(Data records for software interfaces)
# # # # #

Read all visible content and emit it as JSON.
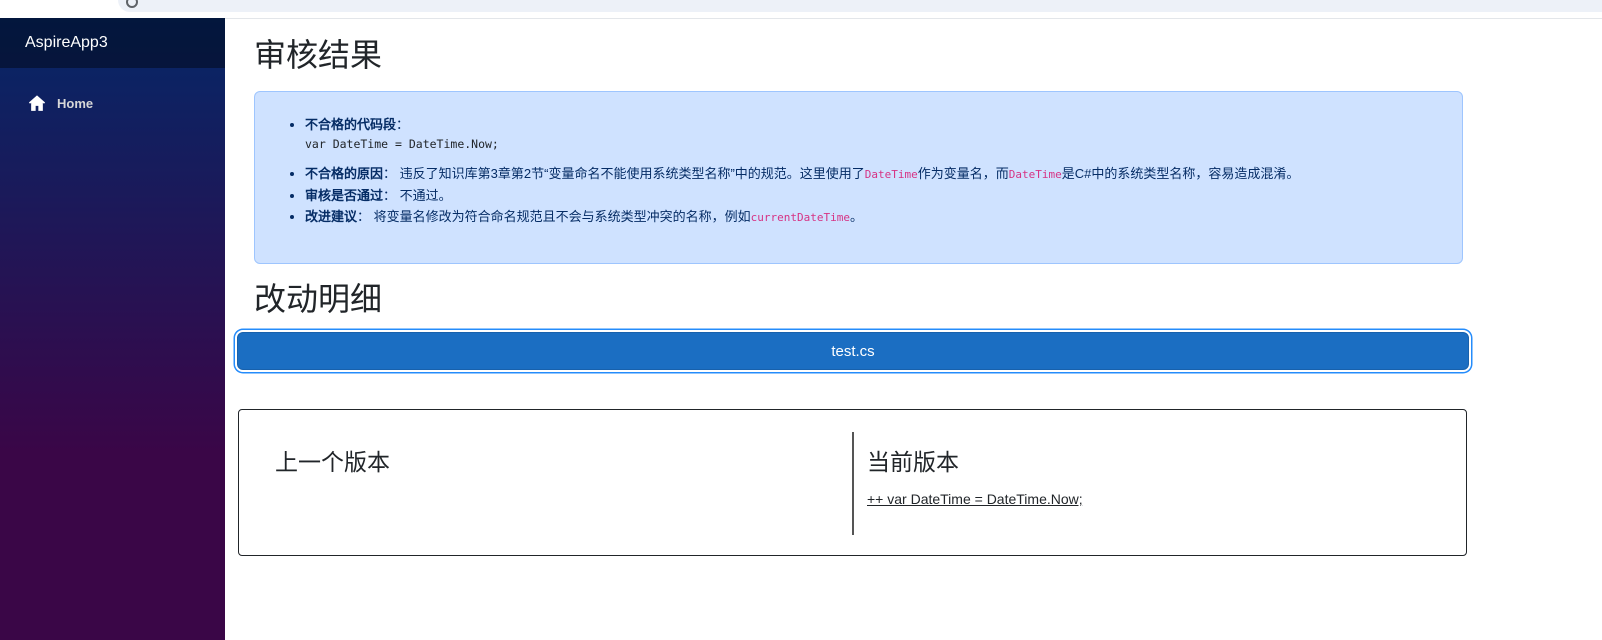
{
  "sidebar": {
    "brand": "AspireApp3",
    "items": [
      {
        "label": "Home",
        "icon": "home-icon"
      }
    ]
  },
  "main": {
    "review_heading": "审核结果",
    "review": {
      "bad_code_label": "不合格的代码段",
      "bad_code": "var DateTime = DateTime.Now;",
      "reason_label": "不合格的原因",
      "reason_text_1": "违反了知识库第3章第2节“变量命名不能使用系统类型名称”中的规范。这里使用了",
      "reason_code_1": "DateTime",
      "reason_text_2": "作为变量名，而",
      "reason_code_2": "DateTime",
      "reason_text_3": "是C#中的系统类型名称，容易造成混淆。",
      "pass_label": "审核是否通过",
      "pass_value": "不通过。",
      "suggest_label": "改进建议",
      "suggest_text": "将变量名修改为符合命名规范且不会与系统类型冲突的名称，例如",
      "suggest_code": "currentDateTime",
      "suggest_end": "。",
      "colon": "："
    },
    "changes_heading": "改动明细",
    "file_button": "test.cs",
    "diff": {
      "previous_title": "上一个版本",
      "current_title": "当前版本",
      "current_line": "++ var DateTime = DateTime.Now;"
    }
  },
  "colors": {
    "primary_button": "#1b6ec2",
    "alert_bg": "#cfe2ff",
    "sidebar_top": "#052767",
    "sidebar_bottom": "#3a0647",
    "inline_code": "#d63384"
  }
}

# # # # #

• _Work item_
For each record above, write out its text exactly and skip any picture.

• _Output of the exercise_
Read all visible content and emit it as JSON.
{
  "sidebar": {
    "brand": "AspireApp3",
    "items": [
      {
        "label": "Home",
        "icon": "home-icon"
      }
    ]
  },
  "main": {
    "review_heading": "审核结果",
    "review": {
      "bad_code_label": "不合格的代码段",
      "bad_code": "var DateTime = DateTime.Now;",
      "reason_label": "不合格的原因",
      "reason_text_1": "违反了知识库第3章第2节“变量命名不能使用系统类型名称”中的规范。这里使用了",
      "reason_code_1": "DateTime",
      "reason_text_2": "作为变量名，而",
      "reason_code_2": "DateTime",
      "reason_text_3": "是C#中的系统类型名称，容易造成混淆。",
      "pass_label": "审核是否通过",
      "pass_value": "不通过。",
      "suggest_label": "改进建议",
      "suggest_text": "将变量名修改为符合命名规范且不会与系统类型冲突的名称，例如",
      "suggest_code": "currentDateTime",
      "suggest_end": "。",
      "colon": "："
    },
    "changes_heading": "改动明细",
    "file_button": "test.cs",
    "diff": {
      "previous_title": "上一个版本",
      "current_title": "当前版本",
      "current_line": "++ var DateTime = DateTime.Now;"
    }
  },
  "colors": {
    "primary_button": "#1b6ec2",
    "alert_bg": "#cfe2ff",
    "sidebar_top": "#052767",
    "sidebar_bottom": "#3a0647",
    "inline_code": "#d63384"
  }
}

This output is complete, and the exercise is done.